A one story brick building with a small atrium inside the entrance.
Town of Manlius
via twitter
The Town of Manlius town hall.

Residents in the Town of Manlius will decide Saturday whether to make a major change in how town councilors are elected. It’s an issue that’s divided the town and raised questions about electoral politics. Currently, each of the six councilors serves the entire town. But a ballot measure brought forward by the town’s Republican Party would institute a ward system, where individual councilors represent certain parts of the town. Committee Chair Tim Kelly says some residents don’t feel heard.

“When you don't have representation for people on the north side of the town specifically, in over a dozen years, regardless of party, that's an issue.”

Town of Manlius Supervisor John Deer, a Democrat, sees it differently.

“I can't imagine that a ward system where you now have six people who are caring about one-sixth of the town versus six people that are caring about the whole town," Deer said. "I struggle to see how that changes the situation for anybody being represented.”

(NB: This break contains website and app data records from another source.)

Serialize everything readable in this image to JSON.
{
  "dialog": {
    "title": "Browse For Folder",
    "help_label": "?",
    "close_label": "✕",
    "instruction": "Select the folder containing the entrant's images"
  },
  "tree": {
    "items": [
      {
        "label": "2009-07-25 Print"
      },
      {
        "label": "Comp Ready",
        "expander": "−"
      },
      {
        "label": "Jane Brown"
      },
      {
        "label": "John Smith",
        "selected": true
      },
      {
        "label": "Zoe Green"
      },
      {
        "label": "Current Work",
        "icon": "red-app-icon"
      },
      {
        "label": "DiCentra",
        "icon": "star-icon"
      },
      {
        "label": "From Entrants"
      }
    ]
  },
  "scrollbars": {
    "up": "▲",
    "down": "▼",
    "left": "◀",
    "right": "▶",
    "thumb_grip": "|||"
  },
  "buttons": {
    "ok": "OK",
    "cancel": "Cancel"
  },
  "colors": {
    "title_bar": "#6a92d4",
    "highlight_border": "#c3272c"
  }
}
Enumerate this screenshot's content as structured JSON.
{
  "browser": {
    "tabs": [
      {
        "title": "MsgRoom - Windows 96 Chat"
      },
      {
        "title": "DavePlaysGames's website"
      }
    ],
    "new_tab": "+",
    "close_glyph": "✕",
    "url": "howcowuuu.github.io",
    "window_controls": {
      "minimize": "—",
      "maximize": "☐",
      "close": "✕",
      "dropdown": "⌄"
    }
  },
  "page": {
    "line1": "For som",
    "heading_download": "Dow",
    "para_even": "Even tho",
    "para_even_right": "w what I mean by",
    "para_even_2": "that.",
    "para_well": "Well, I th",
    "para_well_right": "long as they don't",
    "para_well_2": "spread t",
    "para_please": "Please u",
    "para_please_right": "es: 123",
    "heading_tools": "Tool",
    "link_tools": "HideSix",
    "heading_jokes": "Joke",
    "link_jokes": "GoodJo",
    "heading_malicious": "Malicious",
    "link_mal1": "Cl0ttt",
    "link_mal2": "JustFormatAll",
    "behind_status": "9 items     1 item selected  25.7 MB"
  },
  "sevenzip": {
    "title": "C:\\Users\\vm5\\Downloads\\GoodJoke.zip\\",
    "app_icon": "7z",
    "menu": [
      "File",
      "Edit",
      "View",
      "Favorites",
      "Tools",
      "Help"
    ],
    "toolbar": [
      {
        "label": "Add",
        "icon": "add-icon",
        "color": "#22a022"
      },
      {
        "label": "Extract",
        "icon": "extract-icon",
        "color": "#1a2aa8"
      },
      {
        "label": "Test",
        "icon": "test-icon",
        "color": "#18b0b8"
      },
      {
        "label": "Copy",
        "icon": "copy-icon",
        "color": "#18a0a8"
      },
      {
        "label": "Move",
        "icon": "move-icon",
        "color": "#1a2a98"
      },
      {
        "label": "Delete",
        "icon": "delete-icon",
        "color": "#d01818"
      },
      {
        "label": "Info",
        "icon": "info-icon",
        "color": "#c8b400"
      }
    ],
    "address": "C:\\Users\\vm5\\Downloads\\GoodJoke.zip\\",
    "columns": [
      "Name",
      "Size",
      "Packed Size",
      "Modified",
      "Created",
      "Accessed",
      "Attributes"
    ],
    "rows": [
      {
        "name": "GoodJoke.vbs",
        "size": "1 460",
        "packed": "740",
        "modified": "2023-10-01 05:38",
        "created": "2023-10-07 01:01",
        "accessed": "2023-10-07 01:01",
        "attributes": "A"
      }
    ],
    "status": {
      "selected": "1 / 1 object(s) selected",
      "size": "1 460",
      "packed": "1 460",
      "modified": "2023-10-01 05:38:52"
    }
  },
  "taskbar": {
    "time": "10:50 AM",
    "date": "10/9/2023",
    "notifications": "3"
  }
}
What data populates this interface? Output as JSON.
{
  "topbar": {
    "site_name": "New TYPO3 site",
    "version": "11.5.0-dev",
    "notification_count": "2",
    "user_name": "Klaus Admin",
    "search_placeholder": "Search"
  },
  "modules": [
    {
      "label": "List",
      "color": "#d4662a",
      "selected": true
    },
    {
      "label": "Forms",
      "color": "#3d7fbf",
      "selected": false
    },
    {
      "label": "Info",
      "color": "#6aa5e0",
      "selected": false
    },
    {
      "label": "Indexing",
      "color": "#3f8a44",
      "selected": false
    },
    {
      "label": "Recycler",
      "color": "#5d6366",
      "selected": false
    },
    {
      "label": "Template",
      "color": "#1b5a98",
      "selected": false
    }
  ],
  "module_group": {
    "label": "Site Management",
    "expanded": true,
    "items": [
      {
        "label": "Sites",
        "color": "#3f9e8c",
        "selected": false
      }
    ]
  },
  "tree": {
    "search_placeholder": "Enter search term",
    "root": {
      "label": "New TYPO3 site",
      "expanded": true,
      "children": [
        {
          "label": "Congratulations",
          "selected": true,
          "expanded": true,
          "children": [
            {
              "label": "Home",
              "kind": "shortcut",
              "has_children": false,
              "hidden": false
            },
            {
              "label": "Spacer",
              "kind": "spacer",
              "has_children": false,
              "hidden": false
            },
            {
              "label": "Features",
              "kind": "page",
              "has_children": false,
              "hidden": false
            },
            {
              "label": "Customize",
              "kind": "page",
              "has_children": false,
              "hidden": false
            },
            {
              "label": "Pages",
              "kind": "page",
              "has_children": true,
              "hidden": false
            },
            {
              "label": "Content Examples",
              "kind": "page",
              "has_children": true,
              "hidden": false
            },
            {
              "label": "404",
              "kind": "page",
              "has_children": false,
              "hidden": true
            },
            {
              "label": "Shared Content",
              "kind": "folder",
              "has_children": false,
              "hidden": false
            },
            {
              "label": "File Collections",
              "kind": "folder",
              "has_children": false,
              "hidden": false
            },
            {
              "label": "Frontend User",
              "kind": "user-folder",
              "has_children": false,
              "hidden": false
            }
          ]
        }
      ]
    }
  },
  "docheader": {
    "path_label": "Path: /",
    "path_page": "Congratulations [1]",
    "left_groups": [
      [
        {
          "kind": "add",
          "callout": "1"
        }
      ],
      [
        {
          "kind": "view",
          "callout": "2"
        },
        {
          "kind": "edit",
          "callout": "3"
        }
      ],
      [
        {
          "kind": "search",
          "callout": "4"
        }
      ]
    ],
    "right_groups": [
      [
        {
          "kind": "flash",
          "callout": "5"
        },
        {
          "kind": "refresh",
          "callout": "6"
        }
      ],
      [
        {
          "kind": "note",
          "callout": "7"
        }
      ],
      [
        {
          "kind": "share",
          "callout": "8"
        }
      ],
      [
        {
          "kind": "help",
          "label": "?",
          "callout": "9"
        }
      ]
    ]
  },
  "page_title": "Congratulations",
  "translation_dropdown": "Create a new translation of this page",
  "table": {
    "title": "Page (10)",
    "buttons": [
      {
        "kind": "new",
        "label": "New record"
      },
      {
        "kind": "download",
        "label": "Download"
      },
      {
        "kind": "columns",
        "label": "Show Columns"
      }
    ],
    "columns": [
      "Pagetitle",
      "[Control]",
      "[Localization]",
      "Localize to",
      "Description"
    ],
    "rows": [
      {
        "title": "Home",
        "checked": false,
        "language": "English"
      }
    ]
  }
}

He says the town’s electorate is divided almost evenly between Republicans, Democrats, and unaffiliated. Deer says a ward model will lead to fewer options for all voters.

“What happens when you have wards that are now drawn where there is such an imbalance between different parties that it becomes essentially just a primary election," Deer said. "And if no one else wants to represent that area, they have unopposed elections. We had those ten years ago in the Town of Manlius.”

That’s when Republicans controlled town government. Now Democrats do. Tim Kelly with the Manlius GOP says they gathered nearly 900 petition signatures from people in all election districts seeking support for the ward model.

“Overwhelmingly people were in support of it, especially in areas where they feel that the current town board in the way that it's set up, not necessarily the current people, but the way that it's set up, they feel that they don't always have a voice.”

Democrat John Deer disagrees, saying most people they talk to are more concerned about how this proposed major change in town government was rushed to a vote with little discussion. He says it could have easily been scheduled to appear on the general election ballot in November. Instead, voting takes place in a special election Saturday from 9 to 5 at Manlius Town Hall.

Scott Willis covers politics, local government, transportation, and arts and culture for WAER. He came to Syracuse from Detroit in 2001, where he began his career in radio as an intern and freelance reporter. Scott is honored and privileged to bring the day’s news and in-depth feature reporting to WAER’s dedicated and generous listeners. You can find him on twitter @swillisWAER and email him at